Source data START

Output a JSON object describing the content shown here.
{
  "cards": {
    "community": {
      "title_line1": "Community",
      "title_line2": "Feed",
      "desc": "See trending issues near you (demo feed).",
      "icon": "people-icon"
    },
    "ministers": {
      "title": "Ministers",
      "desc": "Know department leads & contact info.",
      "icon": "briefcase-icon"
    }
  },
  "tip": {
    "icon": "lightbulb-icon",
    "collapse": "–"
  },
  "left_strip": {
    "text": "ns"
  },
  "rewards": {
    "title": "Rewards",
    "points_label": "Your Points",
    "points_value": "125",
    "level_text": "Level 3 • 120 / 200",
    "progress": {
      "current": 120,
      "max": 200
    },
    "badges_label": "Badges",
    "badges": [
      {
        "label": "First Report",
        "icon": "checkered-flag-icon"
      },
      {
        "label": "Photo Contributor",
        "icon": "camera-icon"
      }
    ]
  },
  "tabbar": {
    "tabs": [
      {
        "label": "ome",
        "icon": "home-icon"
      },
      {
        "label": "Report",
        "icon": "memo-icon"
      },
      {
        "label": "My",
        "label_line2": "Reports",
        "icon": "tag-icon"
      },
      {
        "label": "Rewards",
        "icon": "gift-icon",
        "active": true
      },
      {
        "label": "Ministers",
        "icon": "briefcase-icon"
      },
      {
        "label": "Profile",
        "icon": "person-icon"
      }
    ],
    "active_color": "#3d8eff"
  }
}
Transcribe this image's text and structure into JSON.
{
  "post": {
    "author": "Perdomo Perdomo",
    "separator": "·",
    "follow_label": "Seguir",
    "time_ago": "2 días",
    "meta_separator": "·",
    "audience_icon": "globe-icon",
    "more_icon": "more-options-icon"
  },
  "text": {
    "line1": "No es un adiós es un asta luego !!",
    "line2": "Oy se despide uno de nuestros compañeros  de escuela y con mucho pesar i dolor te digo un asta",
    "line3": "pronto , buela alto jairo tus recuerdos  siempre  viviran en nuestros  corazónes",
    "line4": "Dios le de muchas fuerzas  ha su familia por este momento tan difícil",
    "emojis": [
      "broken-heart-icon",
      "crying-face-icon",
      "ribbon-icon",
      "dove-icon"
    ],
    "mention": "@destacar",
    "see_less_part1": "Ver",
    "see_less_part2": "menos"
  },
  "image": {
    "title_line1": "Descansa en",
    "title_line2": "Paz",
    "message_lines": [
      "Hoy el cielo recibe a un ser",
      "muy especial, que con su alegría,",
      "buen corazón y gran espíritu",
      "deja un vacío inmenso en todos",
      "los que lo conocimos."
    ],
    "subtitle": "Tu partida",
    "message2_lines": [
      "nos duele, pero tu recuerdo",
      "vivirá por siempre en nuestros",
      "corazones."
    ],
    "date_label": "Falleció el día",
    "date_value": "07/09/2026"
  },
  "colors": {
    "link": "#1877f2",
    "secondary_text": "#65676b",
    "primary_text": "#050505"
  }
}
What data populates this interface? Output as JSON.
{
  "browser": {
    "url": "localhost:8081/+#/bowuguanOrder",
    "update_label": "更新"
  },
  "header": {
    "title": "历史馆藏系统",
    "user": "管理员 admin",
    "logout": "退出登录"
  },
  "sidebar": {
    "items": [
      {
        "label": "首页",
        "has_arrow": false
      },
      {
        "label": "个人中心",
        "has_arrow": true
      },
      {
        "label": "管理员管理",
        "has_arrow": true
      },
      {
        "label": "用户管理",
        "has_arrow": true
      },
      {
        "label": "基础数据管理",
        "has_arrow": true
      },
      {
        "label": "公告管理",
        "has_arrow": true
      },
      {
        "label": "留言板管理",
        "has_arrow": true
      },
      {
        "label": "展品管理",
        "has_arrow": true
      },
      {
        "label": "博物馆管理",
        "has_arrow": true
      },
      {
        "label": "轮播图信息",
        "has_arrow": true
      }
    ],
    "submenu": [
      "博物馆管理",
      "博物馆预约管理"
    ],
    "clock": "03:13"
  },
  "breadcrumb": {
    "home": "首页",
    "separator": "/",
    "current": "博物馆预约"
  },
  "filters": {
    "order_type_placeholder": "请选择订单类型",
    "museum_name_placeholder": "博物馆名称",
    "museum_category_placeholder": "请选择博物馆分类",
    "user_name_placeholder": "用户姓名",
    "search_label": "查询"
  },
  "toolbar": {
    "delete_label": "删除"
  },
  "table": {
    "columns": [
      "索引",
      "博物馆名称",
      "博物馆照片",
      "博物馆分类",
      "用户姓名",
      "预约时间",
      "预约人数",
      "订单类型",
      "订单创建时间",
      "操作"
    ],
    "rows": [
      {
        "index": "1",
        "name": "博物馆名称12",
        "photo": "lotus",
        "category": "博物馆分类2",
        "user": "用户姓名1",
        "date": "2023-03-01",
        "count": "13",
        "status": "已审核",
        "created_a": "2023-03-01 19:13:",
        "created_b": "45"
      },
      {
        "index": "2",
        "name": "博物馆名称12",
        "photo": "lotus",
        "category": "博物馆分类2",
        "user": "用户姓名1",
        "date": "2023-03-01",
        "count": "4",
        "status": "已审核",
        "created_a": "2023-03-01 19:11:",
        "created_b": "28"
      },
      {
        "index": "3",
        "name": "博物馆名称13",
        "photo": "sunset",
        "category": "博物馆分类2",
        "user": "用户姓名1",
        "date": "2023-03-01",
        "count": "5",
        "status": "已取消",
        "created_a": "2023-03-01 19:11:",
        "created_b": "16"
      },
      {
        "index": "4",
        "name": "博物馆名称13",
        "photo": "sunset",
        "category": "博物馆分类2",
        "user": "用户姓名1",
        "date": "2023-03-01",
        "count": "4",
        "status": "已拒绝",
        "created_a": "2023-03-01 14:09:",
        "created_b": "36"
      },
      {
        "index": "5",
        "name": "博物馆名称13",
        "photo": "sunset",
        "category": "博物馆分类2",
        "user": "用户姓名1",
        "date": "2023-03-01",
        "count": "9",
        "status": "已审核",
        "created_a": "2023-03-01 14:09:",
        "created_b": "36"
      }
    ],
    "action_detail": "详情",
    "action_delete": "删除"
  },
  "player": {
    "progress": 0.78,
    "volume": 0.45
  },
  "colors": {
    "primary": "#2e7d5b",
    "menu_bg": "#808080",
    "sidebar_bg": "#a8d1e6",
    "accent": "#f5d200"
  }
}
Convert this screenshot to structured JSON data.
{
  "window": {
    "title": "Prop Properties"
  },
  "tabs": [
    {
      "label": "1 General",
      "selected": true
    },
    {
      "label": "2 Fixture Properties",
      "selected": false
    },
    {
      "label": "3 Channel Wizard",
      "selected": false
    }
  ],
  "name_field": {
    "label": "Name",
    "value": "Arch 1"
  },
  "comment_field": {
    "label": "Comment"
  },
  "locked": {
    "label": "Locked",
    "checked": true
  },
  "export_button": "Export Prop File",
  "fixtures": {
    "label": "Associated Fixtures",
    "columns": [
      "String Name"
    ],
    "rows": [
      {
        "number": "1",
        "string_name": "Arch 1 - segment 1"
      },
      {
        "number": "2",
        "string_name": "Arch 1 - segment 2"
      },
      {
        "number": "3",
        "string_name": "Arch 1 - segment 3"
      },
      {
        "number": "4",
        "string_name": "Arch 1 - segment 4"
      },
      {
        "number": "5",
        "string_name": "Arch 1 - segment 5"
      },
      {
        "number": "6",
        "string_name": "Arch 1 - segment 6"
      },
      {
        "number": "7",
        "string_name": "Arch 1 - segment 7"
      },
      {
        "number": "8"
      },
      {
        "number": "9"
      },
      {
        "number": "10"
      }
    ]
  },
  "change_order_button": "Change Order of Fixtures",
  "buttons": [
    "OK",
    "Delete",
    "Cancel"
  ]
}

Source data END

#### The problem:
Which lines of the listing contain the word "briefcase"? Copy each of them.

#### Solved problem:
      "icon": "briefcase-icon"
        "icon": "briefcase-icon"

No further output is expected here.